Your assignment >>
Leaving the pictures aside, return all of the data below exactly.

** Opening Material provided block **

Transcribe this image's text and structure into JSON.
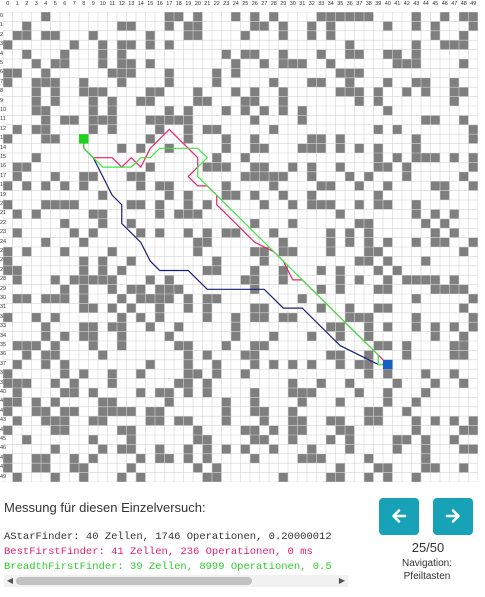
{
  "grid": {
    "cols": 50,
    "rows": 50,
    "wall_color": "#7f7f7f",
    "line_color": "#d4d4d4",
    "start": {
      "col": 8,
      "row": 13,
      "color": "#1fd01f"
    },
    "end": {
      "col": 40,
      "row": 37,
      "color": "#1a5fc8"
    },
    "walls_seed": 73,
    "walls_density": 0.3
  },
  "col_labels": [
    "0",
    "1",
    "2",
    "3",
    "4",
    "5",
    "6",
    "7",
    "8",
    "9",
    "10",
    "11",
    "12",
    "13",
    "14",
    "15",
    "16",
    "17",
    "18",
    "19",
    "20",
    "21",
    "22",
    "23",
    "24",
    "25",
    "26",
    "27",
    "28",
    "29",
    "30",
    "31",
    "32",
    "33",
    "34",
    "35",
    "36",
    "37",
    "38",
    "39",
    "40",
    "41",
    "42",
    "43",
    "44",
    "45",
    "46",
    "47",
    "48",
    "49"
  ],
  "row_labels": [
    "0",
    "1",
    "2",
    "3",
    "4",
    "5",
    "6",
    "7",
    "8",
    "9",
    "10",
    "11",
    "12",
    "13",
    "14",
    "15",
    "16",
    "17",
    "18",
    "19",
    "20",
    "21",
    "22",
    "23",
    "24",
    "25",
    "26",
    "27",
    "28",
    "29",
    "30",
    "31",
    "32",
    "33",
    "34",
    "35",
    "36",
    "37",
    "38",
    "39",
    "40",
    "41",
    "42",
    "43",
    "44",
    "45",
    "46",
    "47",
    "48",
    "49"
  ],
  "paths": [
    {
      "finder": "AStarFinder",
      "color": "#1c1f7a",
      "points": [
        [
          8,
          13
        ],
        [
          8,
          14
        ],
        [
          9,
          15
        ],
        [
          10,
          17
        ],
        [
          11,
          19
        ],
        [
          12,
          20
        ],
        [
          12,
          22
        ],
        [
          13,
          23
        ],
        [
          14,
          24
        ],
        [
          15,
          26
        ],
        [
          16,
          27
        ],
        [
          19,
          27
        ],
        [
          20,
          28
        ],
        [
          21,
          29
        ],
        [
          27,
          29
        ],
        [
          28,
          30
        ],
        [
          29,
          31
        ],
        [
          31,
          31
        ],
        [
          32,
          32
        ],
        [
          33,
          33
        ],
        [
          34,
          34
        ],
        [
          35,
          35
        ],
        [
          37,
          36
        ],
        [
          39,
          37
        ],
        [
          40,
          37
        ]
      ]
    },
    {
      "finder": "BestFirstFinder",
      "color": "#e8206f",
      "points": [
        [
          8,
          13
        ],
        [
          8,
          14
        ],
        [
          9,
          15
        ],
        [
          11,
          15
        ],
        [
          12,
          16
        ],
        [
          13,
          15
        ],
        [
          14,
          16
        ],
        [
          15,
          14
        ],
        [
          16,
          13
        ],
        [
          17,
          12
        ],
        [
          18,
          13
        ],
        [
          19,
          14
        ],
        [
          20,
          15
        ],
        [
          20,
          16
        ],
        [
          19,
          17
        ],
        [
          20,
          18
        ],
        [
          21,
          18
        ],
        [
          22,
          19
        ],
        [
          22,
          20
        ],
        [
          23,
          21
        ],
        [
          24,
          22
        ],
        [
          25,
          23
        ],
        [
          26,
          24
        ],
        [
          28,
          25
        ],
        [
          29,
          26
        ],
        [
          30,
          28
        ],
        [
          31,
          28
        ],
        [
          32,
          29
        ],
        [
          33,
          30
        ],
        [
          34,
          31
        ],
        [
          35,
          32
        ],
        [
          36,
          33
        ],
        [
          37,
          34
        ],
        [
          38,
          35
        ],
        [
          39,
          36
        ],
        [
          40,
          37
        ]
      ]
    },
    {
      "finder": "BreadthFirstFinder",
      "color": "#3ce83c",
      "points": [
        [
          8,
          13
        ],
        [
          8,
          14
        ],
        [
          9,
          15
        ],
        [
          10,
          16
        ],
        [
          13,
          16
        ],
        [
          14,
          15
        ],
        [
          15,
          15
        ],
        [
          16,
          14
        ],
        [
          20,
          14
        ],
        [
          21,
          15
        ],
        [
          20,
          16
        ],
        [
          20,
          17
        ],
        [
          21,
          18
        ],
        [
          22,
          19
        ],
        [
          23,
          20
        ],
        [
          24,
          21
        ],
        [
          25,
          22
        ],
        [
          26,
          23
        ],
        [
          27,
          24
        ],
        [
          28,
          25
        ],
        [
          29,
          26
        ],
        [
          30,
          27
        ],
        [
          31,
          28
        ],
        [
          32,
          29
        ],
        [
          33,
          30
        ],
        [
          34,
          31
        ],
        [
          35,
          32
        ],
        [
          36,
          33
        ],
        [
          37,
          34
        ],
        [
          38,
          35
        ],
        [
          39,
          36
        ],
        [
          39,
          37
        ],
        [
          40,
          37
        ]
      ]
    }
  ],
  "measure_title": "Messung für diesen Einzelversuch:",
  "results": [
    {
      "text": "AStarFinder: 40 Zellen, 1746 Operationen, 0.20000012",
      "color": "#333333"
    },
    {
      "text": "BestFirstFinder: 41 Zellen, 236 Operationen, 0 ms",
      "color": "#e8206f"
    },
    {
      "text": "BreadthFirstFinder: 39 Zellen, 8999 Operationen, 0.5",
      "color": "#2ecc2e"
    }
  ],
  "navigation": {
    "counter": "25/50",
    "hint_line1": "Navigation:",
    "hint_line2": "Pfeiltasten",
    "prev_icon": "arrow-left-icon",
    "next_icon": "arrow-right-icon",
    "button_color": "#17a2b8"
  }
}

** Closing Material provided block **

Response to this exercise >>
Transcribe this image's text and structure into JSON.
{
  "grid": {
    "cols": 50,
    "rows": 50,
    "wall_color": "#7f7f7f",
    "line_color": "#d4d4d4",
    "start": {
      "col": 8,
      "row": 13,
      "color": "#1fd01f"
    },
    "end": {
      "col": 40,
      "row": 37,
      "color": "#1a5fc8"
    },
    "walls_seed": 73,
    "walls_density": 0.3
  },
  "col_labels": [
    "0",
    "1",
    "2",
    "3",
    "4",
    "5",
    "6",
    "7",
    "8",
    "9",
    "10",
    "11",
    "12",
    "13",
    "14",
    "15",
    "16",
    "17",
    "18",
    "19",
    "20",
    "21",
    "22",
    "23",
    "24",
    "25",
    "26",
    "27",
    "28",
    "29",
    "30",
    "31",
    "32",
    "33",
    "34",
    "35",
    "36",
    "37",
    "38",
    "39",
    "40",
    "41",
    "42",
    "43",
    "44",
    "45",
    "46",
    "47",
    "48",
    "49"
  ],
  "row_labels": [
    "0",
    "1",
    "2",
    "3",
    "4",
    "5",
    "6",
    "7",
    "8",
    "9",
    "10",
    "11",
    "12",
    "13",
    "14",
    "15",
    "16",
    "17",
    "18",
    "19",
    "20",
    "21",
    "22",
    "23",
    "24",
    "25",
    "26",
    "27",
    "28",
    "29",
    "30",
    "31",
    "32",
    "33",
    "34",
    "35",
    "36",
    "37",
    "38",
    "39",
    "40",
    "41",
    "42",
    "43",
    "44",
    "45",
    "46",
    "47",
    "48",
    "49"
  ],
  "paths": [
    {
      "finder": "AStarFinder",
      "color": "#1c1f7a",
      "points": [
        [
          8,
          13
        ],
        [
          8,
          14
        ],
        [
          9,
          15
        ],
        [
          10,
          17
        ],
        [
          11,
          19
        ],
        [
          12,
          20
        ],
        [
          12,
          22
        ],
        [
          13,
          23
        ],
        [
          14,
          24
        ],
        [
          15,
          26
        ],
        [
          16,
          27
        ],
        [
          19,
          27
        ],
        [
          20,
          28
        ],
        [
          21,
          29
        ],
        [
          27,
          29
        ],
        [
          28,
          30
        ],
        [
          29,
          31
        ],
        [
          31,
          31
        ],
        [
          32,
          32
        ],
        [
          33,
          33
        ],
        [
          34,
          34
        ],
        [
          35,
          35
        ],
        [
          37,
          36
        ],
        [
          39,
          37
        ],
        [
          40,
          37
        ]
      ]
    },
    {
      "finder": "BestFirstFinder",
      "color": "#e8206f",
      "points": [
        [
          8,
          13
        ],
        [
          8,
          14
        ],
        [
          9,
          15
        ],
        [
          11,
          15
        ],
        [
          12,
          16
        ],
        [
          13,
          15
        ],
        [
          14,
          16
        ],
        [
          15,
          14
        ],
        [
          16,
          13
        ],
        [
          17,
          12
        ],
        [
          18,
          13
        ],
        [
          19,
          14
        ],
        [
          20,
          15
        ],
        [
          20,
          16
        ],
        [
          19,
          17
        ],
        [
          20,
          18
        ],
        [
          21,
          18
        ],
        [
          22,
          19
        ],
        [
          22,
          20
        ],
        [
          23,
          21
        ],
        [
          24,
          22
        ],
        [
          25,
          23
        ],
        [
          26,
          24
        ],
        [
          28,
          25
        ],
        [
          29,
          26
        ],
        [
          30,
          28
        ],
        [
          31,
          28
        ],
        [
          32,
          29
        ],
        [
          33,
          30
        ],
        [
          34,
          31
        ],
        [
          35,
          32
        ],
        [
          36,
          33
        ],
        [
          37,
          34
        ],
        [
          38,
          35
        ],
        [
          39,
          36
        ],
        [
          40,
          37
        ]
      ]
    },
    {
      "finder": "BreadthFirstFinder",
      "color": "#3ce83c",
      "points": [
        [
          8,
          13
        ],
        [
          8,
          14
        ],
        [
          9,
          15
        ],
        [
          10,
          16
        ],
        [
          13,
          16
        ],
        [
          14,
          15
        ],
        [
          15,
          15
        ],
        [
          16,
          14
        ],
        [
          20,
          14
        ],
        [
          21,
          15
        ],
        [
          20,
          16
        ],
        [
          20,
          17
        ],
        [
          21,
          18
        ],
        [
          22,
          19
        ],
        [
          23,
          20
        ],
        [
          24,
          21
        ],
        [
          25,
          22
        ],
        [
          26,
          23
        ],
        [
          27,
          24
        ],
        [
          28,
          25
        ],
        [
          29,
          26
        ],
        [
          30,
          27
        ],
        [
          31,
          28
        ],
        [
          32,
          29
        ],
        [
          33,
          30
        ],
        [
          34,
          31
        ],
        [
          35,
          32
        ],
        [
          36,
          33
        ],
        [
          37,
          34
        ],
        [
          38,
          35
        ],
        [
          39,
          36
        ],
        [
          39,
          37
        ],
        [
          40,
          37
        ]
      ]
    }
  ],
  "measure_title": "Messung für diesen Einzelversuch:",
  "results": [
    {
      "text": "AStarFinder: 40 Zellen, 1746 Operationen, 0.20000012",
      "color": "#333333"
    },
    {
      "text": "BestFirstFinder: 41 Zellen, 236 Operationen, 0 ms",
      "color": "#e8206f"
    },
    {
      "text": "BreadthFirstFinder: 39 Zellen, 8999 Operationen, 0.5",
      "color": "#2ecc2e"
    }
  ],
  "navigation": {
    "counter": "25/50",
    "hint_line1": "Navigation:",
    "hint_line2": "Pfeiltasten",
    "prev_icon": "arrow-left-icon",
    "next_icon": "arrow-right-icon",
    "button_color": "#17a2b8"
  }
}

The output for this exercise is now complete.